In 2017 TravelSpirit developed an index to asses transport networks’ openness as they move towards Mobility as a Service. This index has been further developed by Richard Goulding at the UCL MaaSLab to assess the readiness of metropolitan areas for the implementation of MaaS systems.
Various characteristics which affect the likelihood of a successful MaaS implementation are assessed to determine an aggregate score showing how ready a city is to implement MaaS.
The calculator can be used to demonstrate what improvements are needed to make a city ready for MaaS. Scores can be compared across cities, showing where MaaS providers could have the greatest impact.
Openness is essential to Mobility as a Service. From end to end journeys across modes to monthly bundled mobility packages, nothing that is truly useful to travelers can be created without some degree of openness between at least some combination of operators, mobility as a service providers, and data providers
Read our brief summary of openness, who needs to be open and what it offers here.
Practical approaches to embedding Mobility as a Service
26 September 2017
Our engaging and thought provoking conference brought together people from across the sectors which are part of MaaS systems including operators, data providers, local and national authorities, consultants and academics. Explore the resources available including workshop summaries and presentations.
TravelSpirit has opened bookings for its next conference:
Practical approaches to embedding Mobility as a Service in the UK
26 September 2017 | The Atrium, London NW1
Interested in Mobility as a Service (MaaS) and want to know more about issues around ‘Open’ and ‘Closed’, that will impact the spread of MaaS?
This conference showcases practical approaches to embedding Mobility as a Service in cities, towns and rural areas.
If you would like to explore issues around Mobility as a Service provision, and understand how to evaluate potential MaaS services, book now!
Speakers include: Jeni Tennison, OBE, Open Data Institute, Maria Kamargianni, UCL Energy Institute, Chris Lane, Transport for West Midlands, Chris Perry, MaaS Global, Gary Stewart, WayraUK and Si Ho, TravelSpirit Foundation.
The TravelSpirit Foundation published its first white paper today.
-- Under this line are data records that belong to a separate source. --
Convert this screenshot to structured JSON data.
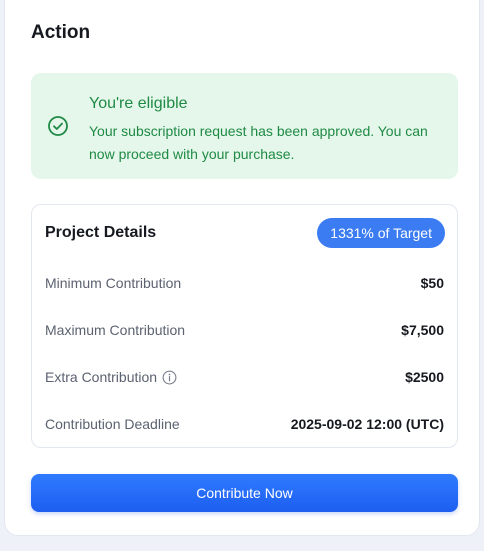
{
  "action": {
    "title": "Action"
  },
  "alert": {
    "title": "You're eligible",
    "message": "Your subscription request has been approved. You can now proceed with your purchase.",
    "icon": "check-circle-icon",
    "color": "#1f8a45",
    "background": "#e4f7ea"
  },
  "details": {
    "title": "Project Details",
    "target_badge": "1331% of Target",
    "rows": [
      {
        "label": "Minimum Contribution",
        "value": "$50"
      },
      {
        "label": "Maximum Contribution",
        "value": "$7,500"
      },
      {
        "label": "Extra Contribution",
        "value": "$2500",
        "icon": "info-circle-icon"
      },
      {
        "label": "Contribution Deadline",
        "value": "2025-09-02 12:00 (UTC)"
      }
    ]
  },
  "cta": {
    "label": "Contribute Now",
    "color": "#2f7bff"
  }
}
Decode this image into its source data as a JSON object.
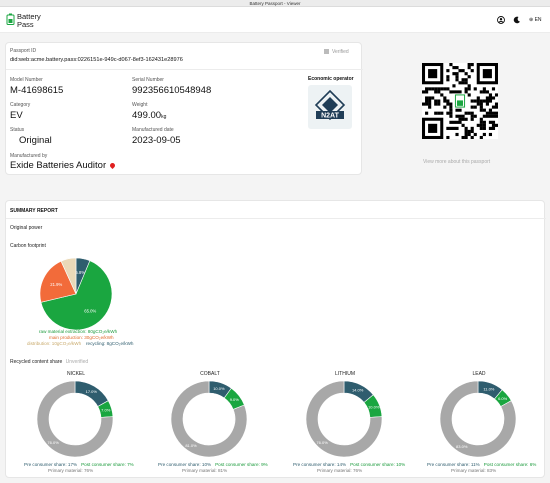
{
  "window": {
    "title": "Battery Passport - Viewer"
  },
  "header": {
    "logo_line1": "Battery",
    "logo_line2": "Pass",
    "user_icon": "user-icon",
    "theme_icon": "moon-icon",
    "language": "EN"
  },
  "passport": {
    "id_label": "Passport ID",
    "id_value": "did:web:acme.battery.pass:0226151e-949c-d067-8ef3-162431e28976",
    "verified_label": "Verified",
    "model_label": "Model Number",
    "model_value": "M-41698615",
    "serial_label": "Serial Number",
    "serial_value": "992356610548948",
    "category_label": "Category",
    "category_value": "EV",
    "weight_label": "Weight",
    "weight_value": "499.00",
    "weight_unit": "kg",
    "status_label": "Status",
    "status_value": "Original",
    "date_label": "Manufactured date",
    "date_value": "2023-09-05",
    "manufacturer_label": "Manufactured by",
    "manufacturer_value": "Exide Batteries Auditor",
    "economic_operator_label": "Economic operator",
    "operator_logo_text": "N2AT"
  },
  "qr": {
    "link_text": "View more about this passport"
  },
  "summary": {
    "title": "SUMMARY REPORT",
    "original_power": "Original power",
    "carbon_label": "Carbon footprint",
    "legend_raw": "raw material extraction: 80gCO₂e/kWh",
    "legend_main": "main production: 30gCO₂e/kWh",
    "legend_dist": "distribution: 10gCO₂e/kWh",
    "legend_recycling": "recycling: 8gCO₂e/kWh",
    "recycled_label": "Recycled content share",
    "unverified": "Unverified"
  },
  "chart_data": [
    {
      "type": "pie",
      "title": "Carbon footprint",
      "categories": [
        "raw material extraction",
        "main production",
        "distribution",
        "recycling"
      ],
      "values": [
        65.0,
        21.9,
        6.8,
        6.3
      ],
      "value_labels": [
        "65.0%",
        "21.9%",
        "",
        "5.8%"
      ],
      "colors": [
        "#1aa640",
        "#f26b3a",
        "#ead9b8",
        "#2f5d6e"
      ]
    },
    {
      "type": "pie",
      "title": "NICKEL",
      "categories": [
        "Pre consumer share",
        "Post consumer share",
        "Primary material"
      ],
      "values": [
        17,
        7,
        76
      ],
      "value_labels": [
        "17.0%",
        "7.0%",
        "76.0%"
      ],
      "colors": [
        "#2f5d6e",
        "#1aa640",
        "#a8a8a8"
      ],
      "pre_text": "Pre consumer share: 17%",
      "post_text": "Post consumer share: 7%",
      "primary_text": "Primary material: 76%"
    },
    {
      "type": "pie",
      "title": "COBALT",
      "categories": [
        "Pre consumer share",
        "Post consumer share",
        "Primary material"
      ],
      "values": [
        10,
        9,
        81
      ],
      "value_labels": [
        "10.0%",
        "9.0%",
        "81.0%"
      ],
      "colors": [
        "#2f5d6e",
        "#1aa640",
        "#a8a8a8"
      ],
      "pre_text": "Pre consumer share: 10%",
      "post_text": "Post consumer share: 9%",
      "primary_text": "Primary material: 81%"
    },
    {
      "type": "pie",
      "title": "LITHIUM",
      "categories": [
        "Pre consumer share",
        "Post consumer share",
        "Primary material"
      ],
      "values": [
        14,
        10,
        76
      ],
      "value_labels": [
        "14.0%",
        "10.0%",
        "76.0%"
      ],
      "colors": [
        "#2f5d6e",
        "#1aa640",
        "#a8a8a8"
      ],
      "pre_text": "Pre consumer share: 14%",
      "post_text": "Post consumer share: 10%",
      "primary_text": "Primary material: 76%"
    },
    {
      "type": "pie",
      "title": "LEAD",
      "categories": [
        "Pre consumer share",
        "Post consumer share",
        "Primary material"
      ],
      "values": [
        11,
        6,
        83
      ],
      "value_labels": [
        "11.0%",
        "6.0%",
        "83.0%"
      ],
      "colors": [
        "#2f5d6e",
        "#1aa640",
        "#a8a8a8"
      ],
      "pre_text": "Pre consumer share: 11%",
      "post_text": "Post consumer share: 6%",
      "primary_text": "Primary material: 83%"
    }
  ]
}
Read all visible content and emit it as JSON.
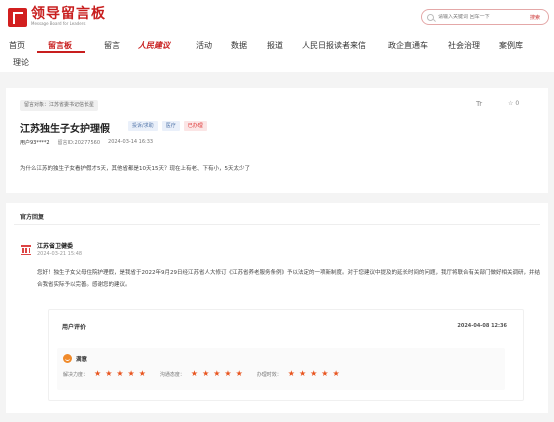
{
  "logo": {
    "cn": "领导留言板",
    "en": "Message Board for Leaders"
  },
  "search": {
    "placeholder": "请输入关键词 回车一下",
    "button": "搜索"
  },
  "nav": {
    "items": [
      "首页",
      "留言板",
      "留言",
      "人民建议",
      "活动",
      "数据",
      "报道",
      "人民日报读者来信",
      "政企直通车",
      "社会治理",
      "案例库",
      "理论"
    ]
  },
  "message": {
    "target": "留言对象：江苏省委书记信长星",
    "tr": "Tr",
    "fav_star": "☆",
    "fav_count": "0",
    "title": "江苏独生子女护理假",
    "tags": [
      "投诉/求助",
      "医疗",
      "已办理"
    ],
    "user": "用户93****2",
    "id": "留言ID:20277560",
    "time": "2024-03-14 16:33",
    "content": "为什么江苏的独生子女看护假才5天，其他省都是10天15天？现在上有老、下有小，5天太少了"
  },
  "reply": {
    "section_title": "官方回复",
    "org": "江苏省卫健委",
    "date": "2024-03-21 15:48",
    "content": "您好！独生子女父母住院护理假，是我省于2022年9月29日经江苏省人大修订《江苏省养老服务条例》予以法定的一项新制度。对于您建议中提及的延长时间的问题，我厅将联合有关部门做好相关调研，并结合我省实际予以完善。感谢您的建议。"
  },
  "evaluation": {
    "title": "用户评价",
    "date": "2024-04-08 12:36",
    "mood": "满意",
    "ratings": [
      {
        "label": "解决力度：",
        "stars": 5
      },
      {
        "label": "沟通态度：",
        "stars": 5
      },
      {
        "label": "办理时效：",
        "stars": 5
      }
    ],
    "star_glyph": "★"
  }
}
Titled “Open or Closed? The Case for Openness in Mobility as a Service”, the paper looks at the components of Mobility as a Service and the positive role that the open Internet of Mobility can play. It discusses how open systems and data will improve journeys and ensure new forms of mobility have a positive impact on the public realm.
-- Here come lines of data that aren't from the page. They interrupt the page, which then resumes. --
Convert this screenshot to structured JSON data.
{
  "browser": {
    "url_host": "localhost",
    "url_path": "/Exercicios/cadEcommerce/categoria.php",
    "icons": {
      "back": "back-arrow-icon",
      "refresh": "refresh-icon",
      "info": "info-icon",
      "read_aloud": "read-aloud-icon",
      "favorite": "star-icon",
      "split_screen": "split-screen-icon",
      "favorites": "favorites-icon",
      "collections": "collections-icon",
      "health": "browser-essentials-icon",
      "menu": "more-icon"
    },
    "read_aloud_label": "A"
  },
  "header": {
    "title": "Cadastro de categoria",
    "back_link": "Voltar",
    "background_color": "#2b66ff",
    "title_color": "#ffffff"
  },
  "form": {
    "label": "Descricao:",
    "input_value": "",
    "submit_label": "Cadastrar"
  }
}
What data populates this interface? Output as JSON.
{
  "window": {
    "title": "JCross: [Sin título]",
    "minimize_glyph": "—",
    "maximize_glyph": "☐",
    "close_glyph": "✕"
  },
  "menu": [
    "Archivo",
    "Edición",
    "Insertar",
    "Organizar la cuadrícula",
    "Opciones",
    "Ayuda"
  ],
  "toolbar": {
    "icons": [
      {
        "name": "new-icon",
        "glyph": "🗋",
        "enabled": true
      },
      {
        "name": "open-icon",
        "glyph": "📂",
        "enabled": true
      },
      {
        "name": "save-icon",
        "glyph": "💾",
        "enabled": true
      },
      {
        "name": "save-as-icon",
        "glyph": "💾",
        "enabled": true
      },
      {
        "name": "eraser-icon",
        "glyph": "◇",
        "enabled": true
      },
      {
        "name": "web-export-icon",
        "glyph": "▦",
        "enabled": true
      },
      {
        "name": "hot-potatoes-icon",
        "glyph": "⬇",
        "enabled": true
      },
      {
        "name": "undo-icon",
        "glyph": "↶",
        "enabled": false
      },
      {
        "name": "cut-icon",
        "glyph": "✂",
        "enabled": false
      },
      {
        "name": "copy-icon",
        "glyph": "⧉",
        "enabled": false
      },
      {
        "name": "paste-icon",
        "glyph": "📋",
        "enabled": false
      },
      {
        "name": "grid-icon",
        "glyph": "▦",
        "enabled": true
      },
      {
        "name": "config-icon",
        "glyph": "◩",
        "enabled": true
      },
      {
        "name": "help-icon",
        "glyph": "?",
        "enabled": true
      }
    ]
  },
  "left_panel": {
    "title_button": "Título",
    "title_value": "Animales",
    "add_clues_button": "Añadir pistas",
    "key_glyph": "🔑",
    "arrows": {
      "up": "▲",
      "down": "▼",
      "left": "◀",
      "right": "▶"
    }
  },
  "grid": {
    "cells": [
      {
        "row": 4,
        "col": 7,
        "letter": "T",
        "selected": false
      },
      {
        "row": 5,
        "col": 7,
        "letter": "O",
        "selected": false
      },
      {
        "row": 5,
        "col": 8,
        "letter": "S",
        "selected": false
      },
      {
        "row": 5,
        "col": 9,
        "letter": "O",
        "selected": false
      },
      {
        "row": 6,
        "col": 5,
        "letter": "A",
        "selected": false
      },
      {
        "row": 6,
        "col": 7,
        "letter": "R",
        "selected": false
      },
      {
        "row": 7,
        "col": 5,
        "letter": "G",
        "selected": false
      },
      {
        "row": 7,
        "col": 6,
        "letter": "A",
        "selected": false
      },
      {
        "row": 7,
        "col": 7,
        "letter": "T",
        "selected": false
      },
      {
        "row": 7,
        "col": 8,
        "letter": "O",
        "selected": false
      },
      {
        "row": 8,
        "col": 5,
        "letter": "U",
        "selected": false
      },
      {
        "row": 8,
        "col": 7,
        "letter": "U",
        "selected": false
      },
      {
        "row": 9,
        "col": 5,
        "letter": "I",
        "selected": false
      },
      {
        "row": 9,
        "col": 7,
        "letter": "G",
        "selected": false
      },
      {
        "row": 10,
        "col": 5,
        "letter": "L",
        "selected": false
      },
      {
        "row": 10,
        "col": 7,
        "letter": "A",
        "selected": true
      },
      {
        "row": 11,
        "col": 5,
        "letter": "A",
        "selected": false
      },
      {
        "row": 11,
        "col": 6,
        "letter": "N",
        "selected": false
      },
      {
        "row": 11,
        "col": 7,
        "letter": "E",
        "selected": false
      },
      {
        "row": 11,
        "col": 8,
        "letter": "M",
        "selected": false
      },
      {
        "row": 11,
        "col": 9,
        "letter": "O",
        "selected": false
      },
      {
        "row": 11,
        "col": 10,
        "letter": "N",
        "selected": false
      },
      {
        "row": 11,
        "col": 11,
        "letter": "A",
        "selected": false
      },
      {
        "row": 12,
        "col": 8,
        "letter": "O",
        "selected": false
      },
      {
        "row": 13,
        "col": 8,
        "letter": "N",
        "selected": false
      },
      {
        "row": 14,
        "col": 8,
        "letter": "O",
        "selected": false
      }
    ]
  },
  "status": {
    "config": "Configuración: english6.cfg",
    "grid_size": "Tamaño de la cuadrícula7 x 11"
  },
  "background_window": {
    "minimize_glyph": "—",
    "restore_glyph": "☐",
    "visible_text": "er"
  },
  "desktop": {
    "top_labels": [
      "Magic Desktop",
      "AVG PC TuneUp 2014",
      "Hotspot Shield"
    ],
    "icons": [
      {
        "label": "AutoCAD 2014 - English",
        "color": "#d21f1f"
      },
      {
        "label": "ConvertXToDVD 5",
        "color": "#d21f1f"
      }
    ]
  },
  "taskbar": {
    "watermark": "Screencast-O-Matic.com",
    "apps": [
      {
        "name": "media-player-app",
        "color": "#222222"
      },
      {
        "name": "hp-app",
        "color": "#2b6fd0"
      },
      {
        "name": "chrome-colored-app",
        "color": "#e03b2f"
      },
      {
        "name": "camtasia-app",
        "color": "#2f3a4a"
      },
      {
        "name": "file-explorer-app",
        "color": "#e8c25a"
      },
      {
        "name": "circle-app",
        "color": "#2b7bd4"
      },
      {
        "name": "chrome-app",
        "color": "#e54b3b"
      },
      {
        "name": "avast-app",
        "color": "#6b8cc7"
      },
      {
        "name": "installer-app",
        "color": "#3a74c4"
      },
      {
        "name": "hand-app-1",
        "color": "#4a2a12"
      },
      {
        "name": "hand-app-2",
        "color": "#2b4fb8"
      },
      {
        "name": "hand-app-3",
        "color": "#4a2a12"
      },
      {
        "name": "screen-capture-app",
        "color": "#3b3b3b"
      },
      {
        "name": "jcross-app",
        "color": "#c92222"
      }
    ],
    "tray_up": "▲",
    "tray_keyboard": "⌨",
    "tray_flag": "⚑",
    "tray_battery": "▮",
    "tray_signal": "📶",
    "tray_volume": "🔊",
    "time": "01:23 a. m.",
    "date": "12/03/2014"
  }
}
There are many elements involved in building the Internet of Mobility. The MaaS ‘ecosystem’ requires contributions from road and rail at the core of public transport to the new disruptors in bike-share and on-demand taxis; to the platform providers which serve up travel options to individual travellers. And in between are various forms of data collection, provision and aggregation, along with the many components of back office payment systems.
In this context what we mean by ‘open’ is many layered. Open can be via the provision and use of open data or open source code. Or, via the growth of local eco-systems of providers who use these open tools to create new businesses and business models. Or through the sharing of data.
‘Closed’, on the other hand, creates proprietary systems which, often as not, will not work with other functionally similar systems within the same sector. Yet convergence is often desirable for efficiency.
This white paper explores the case for openness in Mobility as a Service.
Our Chair, and Senior Innovation Officer @TfGM, Si Ho, has addressed to the opensource.com community in an article on open source.com. The opensource.com community has a keen interest in creating, adopting, and sharing open source solutions and learning about how the open source way is improving technologies, education, business, government, health, law, entertainment and humanitarian efforts. Supported by Red Hat (the world’s leading provider of open source, enterprise IT solutions), more than 60% of Opensource.com content is contributed by members of open source communities, such as TravelSpirit. Other articles on the website are written by the editorial team and other Red Hat contributors.